→ Working data
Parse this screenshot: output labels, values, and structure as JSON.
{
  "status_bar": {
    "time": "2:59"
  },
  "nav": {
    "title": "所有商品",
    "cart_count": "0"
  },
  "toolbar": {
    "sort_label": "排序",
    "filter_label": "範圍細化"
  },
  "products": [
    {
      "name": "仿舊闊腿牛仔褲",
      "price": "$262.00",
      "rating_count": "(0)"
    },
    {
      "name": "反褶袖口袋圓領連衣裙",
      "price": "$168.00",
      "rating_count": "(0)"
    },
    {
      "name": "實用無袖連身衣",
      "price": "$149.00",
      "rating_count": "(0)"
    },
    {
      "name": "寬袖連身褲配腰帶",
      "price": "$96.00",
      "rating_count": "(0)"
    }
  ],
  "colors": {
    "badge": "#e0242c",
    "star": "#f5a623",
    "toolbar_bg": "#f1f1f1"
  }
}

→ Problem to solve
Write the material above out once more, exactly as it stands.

→ Expected answer
Parse this screenshot: output labels, values, and structure as JSON.
{
  "status_bar": {
    "time": "2:59"
  },
  "nav": {
    "title": "所有商品",
    "cart_count": "0"
  },
  "toolbar": {
    "sort_label": "排序",
    "filter_label": "範圍細化"
  },
  "products": [
    {
      "name": "仿舊闊腿牛仔褲",
      "price": "$262.00",
      "rating_count": "(0)"
    },
    {
      "name": "反褶袖口袋圓領連衣裙",
      "price": "$168.00",
      "rating_count": "(0)"
    },
    {
      "name": "實用無袖連身衣",
      "price": "$149.00",
      "rating_count": "(0)"
    },
    {
      "name": "寬袖連身褲配腰帶",
      "price": "$96.00",
      "rating_count": "(0)"
    }
  ],
  "colors": {
    "badge": "#e0242c",
    "star": "#f5a623",
    "toolbar_bg": "#f1f1f1"
  }
}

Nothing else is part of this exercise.